TO DO
All entries are to be copied exactly, with pictures removed.

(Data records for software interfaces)
BEGIN

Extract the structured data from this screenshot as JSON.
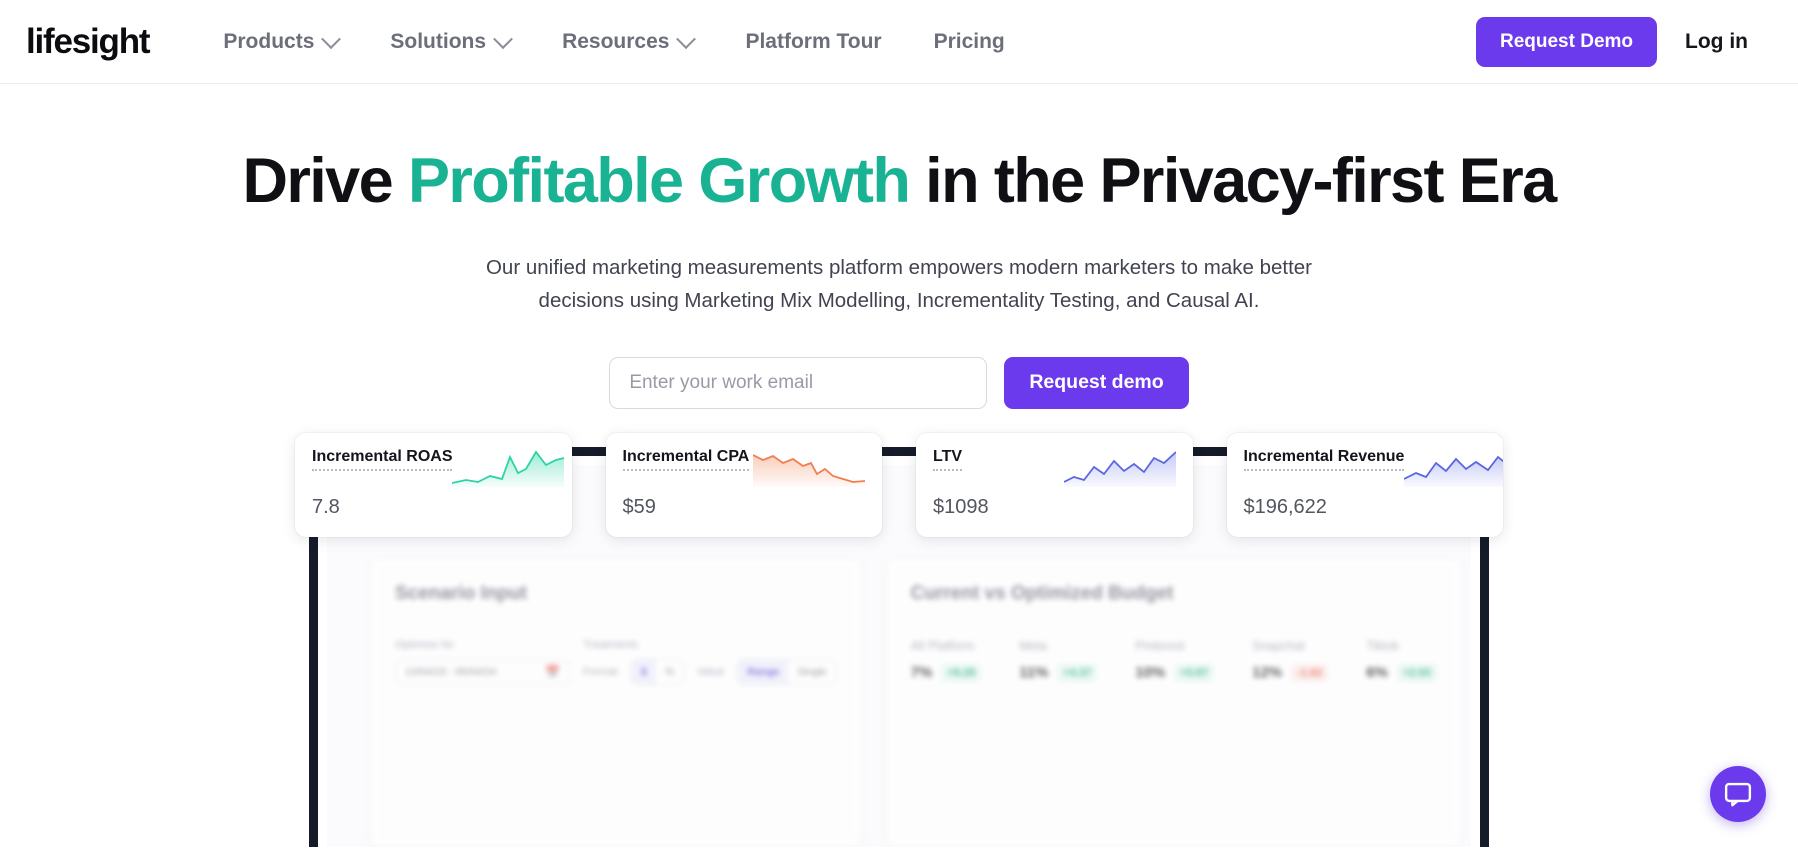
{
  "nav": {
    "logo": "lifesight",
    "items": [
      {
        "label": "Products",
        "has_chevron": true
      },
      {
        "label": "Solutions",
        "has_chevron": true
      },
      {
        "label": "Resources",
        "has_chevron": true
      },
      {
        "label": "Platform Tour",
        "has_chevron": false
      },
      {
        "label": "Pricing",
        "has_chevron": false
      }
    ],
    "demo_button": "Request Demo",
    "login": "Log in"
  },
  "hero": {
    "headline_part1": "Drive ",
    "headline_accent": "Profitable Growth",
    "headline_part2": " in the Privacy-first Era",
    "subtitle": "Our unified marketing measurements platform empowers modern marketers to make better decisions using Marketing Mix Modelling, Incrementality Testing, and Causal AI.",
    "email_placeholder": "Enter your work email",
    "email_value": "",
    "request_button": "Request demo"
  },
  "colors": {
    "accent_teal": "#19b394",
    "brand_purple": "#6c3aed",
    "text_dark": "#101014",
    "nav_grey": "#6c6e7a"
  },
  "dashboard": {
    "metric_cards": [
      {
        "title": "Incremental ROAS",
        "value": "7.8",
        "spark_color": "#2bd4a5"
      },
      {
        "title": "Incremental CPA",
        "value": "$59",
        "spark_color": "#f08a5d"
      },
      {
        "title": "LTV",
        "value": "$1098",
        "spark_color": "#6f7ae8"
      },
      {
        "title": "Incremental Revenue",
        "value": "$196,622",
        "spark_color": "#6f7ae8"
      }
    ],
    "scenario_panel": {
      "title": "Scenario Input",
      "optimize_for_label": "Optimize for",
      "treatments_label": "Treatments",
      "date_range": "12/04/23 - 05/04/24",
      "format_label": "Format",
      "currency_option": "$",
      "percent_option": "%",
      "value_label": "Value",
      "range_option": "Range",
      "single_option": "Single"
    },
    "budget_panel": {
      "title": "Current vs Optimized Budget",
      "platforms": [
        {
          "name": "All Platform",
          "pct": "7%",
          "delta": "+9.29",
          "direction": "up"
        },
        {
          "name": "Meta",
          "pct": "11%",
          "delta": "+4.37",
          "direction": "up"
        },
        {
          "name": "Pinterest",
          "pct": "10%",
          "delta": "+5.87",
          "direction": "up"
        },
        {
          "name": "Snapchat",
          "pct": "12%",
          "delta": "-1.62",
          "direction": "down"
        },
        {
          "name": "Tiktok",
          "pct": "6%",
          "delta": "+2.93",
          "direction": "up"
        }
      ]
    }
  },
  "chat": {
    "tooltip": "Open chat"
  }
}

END

SOLUTION FOR THIS EXERCISE
Extract the structured data from this screenshot as JSON.
{
  "nav": {
    "logo": "lifesight",
    "items": [
      {
        "label": "Products",
        "has_chevron": true
      },
      {
        "label": "Solutions",
        "has_chevron": true
      },
      {
        "label": "Resources",
        "has_chevron": true
      },
      {
        "label": "Platform Tour",
        "has_chevron": false
      },
      {
        "label": "Pricing",
        "has_chevron": false
      }
    ],
    "demo_button": "Request Demo",
    "login": "Log in"
  },
  "hero": {
    "headline_part1": "Drive ",
    "headline_accent": "Profitable Growth",
    "headline_part2": " in the Privacy-first Era",
    "subtitle": "Our unified marketing measurements platform empowers modern marketers to make better decisions using Marketing Mix Modelling, Incrementality Testing, and Causal AI.",
    "email_placeholder": "Enter your work email",
    "email_value": "",
    "request_button": "Request demo"
  },
  "colors": {
    "accent_teal": "#19b394",
    "brand_purple": "#6c3aed",
    "text_dark": "#101014",
    "nav_grey": "#6c6e7a"
  },
  "dashboard": {
    "metric_cards": [
      {
        "title": "Incremental ROAS",
        "value": "7.8",
        "spark_color": "#2bd4a5"
      },
      {
        "title": "Incremental CPA",
        "value": "$59",
        "spark_color": "#f08a5d"
      },
      {
        "title": "LTV",
        "value": "$1098",
        "spark_color": "#6f7ae8"
      },
      {
        "title": "Incremental Revenue",
        "value": "$196,622",
        "spark_color": "#6f7ae8"
      }
    ],
    "scenario_panel": {
      "title": "Scenario Input",
      "optimize_for_label": "Optimize for",
      "treatments_label": "Treatments",
      "date_range": "12/04/23 - 05/04/24",
      "format_label": "Format",
      "currency_option": "$",
      "percent_option": "%",
      "value_label": "Value",
      "range_option": "Range",
      "single_option": "Single"
    },
    "budget_panel": {
      "title": "Current vs Optimized Budget",
      "platforms": [
        {
          "name": "All Platform",
          "pct": "7%",
          "delta": "+9.29",
          "direction": "up"
        },
        {
          "name": "Meta",
          "pct": "11%",
          "delta": "+4.37",
          "direction": "up"
        },
        {
          "name": "Pinterest",
          "pct": "10%",
          "delta": "+5.87",
          "direction": "up"
        },
        {
          "name": "Snapchat",
          "pct": "12%",
          "delta": "-1.62",
          "direction": "down"
        },
        {
          "name": "Tiktok",
          "pct": "6%",
          "delta": "+2.93",
          "direction": "up"
        }
      ]
    }
  },
  "chat": {
    "tooltip": "Open chat"
  }
}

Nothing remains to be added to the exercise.